"I don't now how its going to progress from here until then, but I'll keep doing what I'm doing and see where we are at when it's time for me to go and hopefully play some games." he said. "It's frustrating not to get out there. It has been a grind. I will just keep pushing forward."

Trade deadline talk: The Nationals are interested in acquiring Red Sox outfielder Wily Mo Pena, according to a baseball source with knowledge of the situation. However, Washington is not willing to give up a player such as closer Chad Cordero to get Pena.

As the source put it, "[General manager] Jim [Bowden] is trying to get [Pena] cheaply."

Pena, 25, is having one of the worst years of his career, hitting .219 with five home runs and 16 RBIs. It's no secret Bowden has coveted Pena ever since he became the GM of the Nationals in late 2004. As GM of the Reds, Bowden acquired Pena from the Yankees for Drew Henson and Michael Coleman in March 2001. Back in 2005, Bowden projected Pena to be another Sammy Sosa.

If he were traded to the Nationals, Pena could solve some offensive problems. He could be the player who could carry a team for three weeks with his home runs and RBIs.

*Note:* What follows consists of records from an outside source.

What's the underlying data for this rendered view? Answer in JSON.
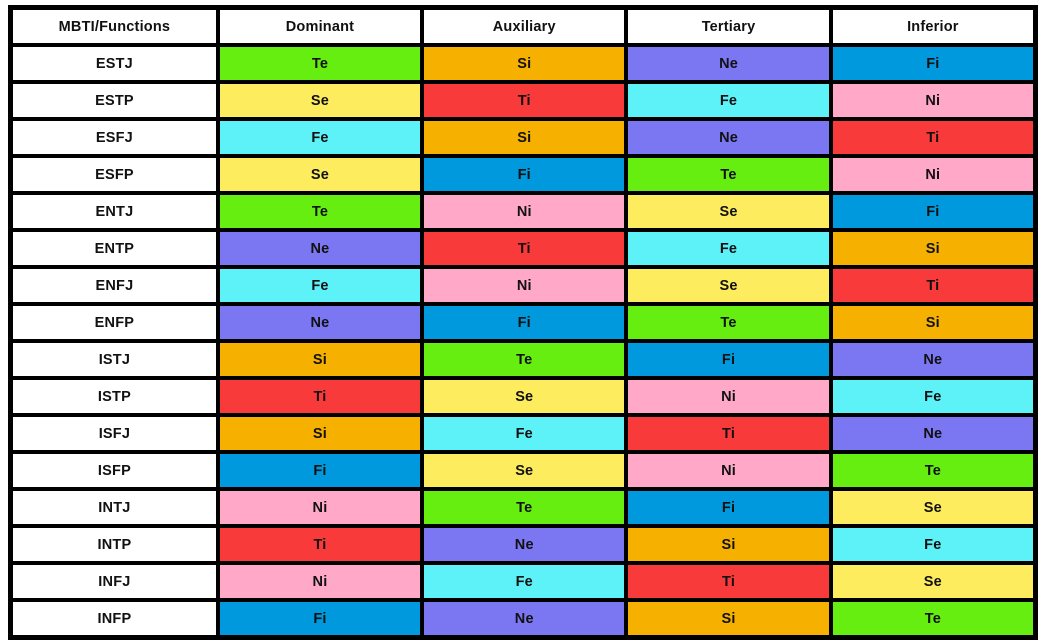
{
  "table": {
    "headers": [
      "MBTI/Functions",
      "Dominant",
      "Auxiliary",
      "Tertiary",
      "Inferior"
    ],
    "rows": [
      {
        "type": "ESTJ",
        "dominant": "Te",
        "auxiliary": "Si",
        "tertiary": "Ne",
        "inferior": "Fi"
      },
      {
        "type": "ESTP",
        "dominant": "Se",
        "auxiliary": "Ti",
        "tertiary": "Fe",
        "inferior": "Ni"
      },
      {
        "type": "ESFJ",
        "dominant": "Fe",
        "auxiliary": "Si",
        "tertiary": "Ne",
        "inferior": "Ti"
      },
      {
        "type": "ESFP",
        "dominant": "Se",
        "auxiliary": "Fi",
        "tertiary": "Te",
        "inferior": "Ni"
      },
      {
        "type": "ENTJ",
        "dominant": "Te",
        "auxiliary": "Ni",
        "tertiary": "Se",
        "inferior": "Fi"
      },
      {
        "type": "ENTP",
        "dominant": "Ne",
        "auxiliary": "Ti",
        "tertiary": "Fe",
        "inferior": "Si"
      },
      {
        "type": "ENFJ",
        "dominant": "Fe",
        "auxiliary": "Ni",
        "tertiary": "Se",
        "inferior": "Ti"
      },
      {
        "type": "ENFP",
        "dominant": "Ne",
        "auxiliary": "Fi",
        "tertiary": "Te",
        "inferior": "Si"
      },
      {
        "type": "ISTJ",
        "dominant": "Si",
        "auxiliary": "Te",
        "tertiary": "Fi",
        "inferior": "Ne"
      },
      {
        "type": "ISTP",
        "dominant": "Ti",
        "auxiliary": "Se",
        "tertiary": "Ni",
        "inferior": "Fe"
      },
      {
        "type": "ISFJ",
        "dominant": "Si",
        "auxiliary": "Fe",
        "tertiary": "Ti",
        "inferior": "Ne"
      },
      {
        "type": "ISFP",
        "dominant": "Fi",
        "auxiliary": "Se",
        "tertiary": "Ni",
        "inferior": "Te"
      },
      {
        "type": "INTJ",
        "dominant": "Ni",
        "auxiliary": "Te",
        "tertiary": "Fi",
        "inferior": "Se"
      },
      {
        "type": "INTP",
        "dominant": "Ti",
        "auxiliary": "Ne",
        "tertiary": "Si",
        "inferior": "Fe"
      },
      {
        "type": "INFJ",
        "dominant": "Ni",
        "auxiliary": "Fe",
        "tertiary": "Ti",
        "inferior": "Se"
      },
      {
        "type": "INFP",
        "dominant": "Fi",
        "auxiliary": "Ne",
        "tertiary": "Si",
        "inferior": "Te"
      }
    ]
  },
  "function_colors": {
    "Te": "#66EE11",
    "Ti": "#F93A3A",
    "Fe": "#5DF2F8",
    "Fi": "#0099DD",
    "Se": "#FCEC5E",
    "Si": "#F5B000",
    "Ne": "#7B77F2",
    "Ni": "#FFA8C8"
  },
  "style": {
    "border_color": "#000000",
    "header_bg": "#FFFFFF",
    "type_bg": "#FFFFFF",
    "text_color": "#111111"
  }
}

Currently, the Nationals don't have anyone who can carry the team offensively and bring victories on a regular basis. Dmitri Young is one of the league leaders in hitting, but he is not considered a power threat.

Stat of the day: Entering Saturday's action, the Nationals are 34-17 when scoring first this season.

Did you know: In their last 16 games prior to Saturday's action, the Nationals are hitting .308 (45-for-146) with runners in scoring position.

Coming up: The Nationals play the fourth game of a four-game series against the Mets on Sunday afternoon at 1:10 p.m. ET. Washington left-hander Billy Traber will face New York right-hander John Maine.

Bill Ladson is a reporter for MLB.com. This story was not subject to the approval of Major League Baseball or its clubs.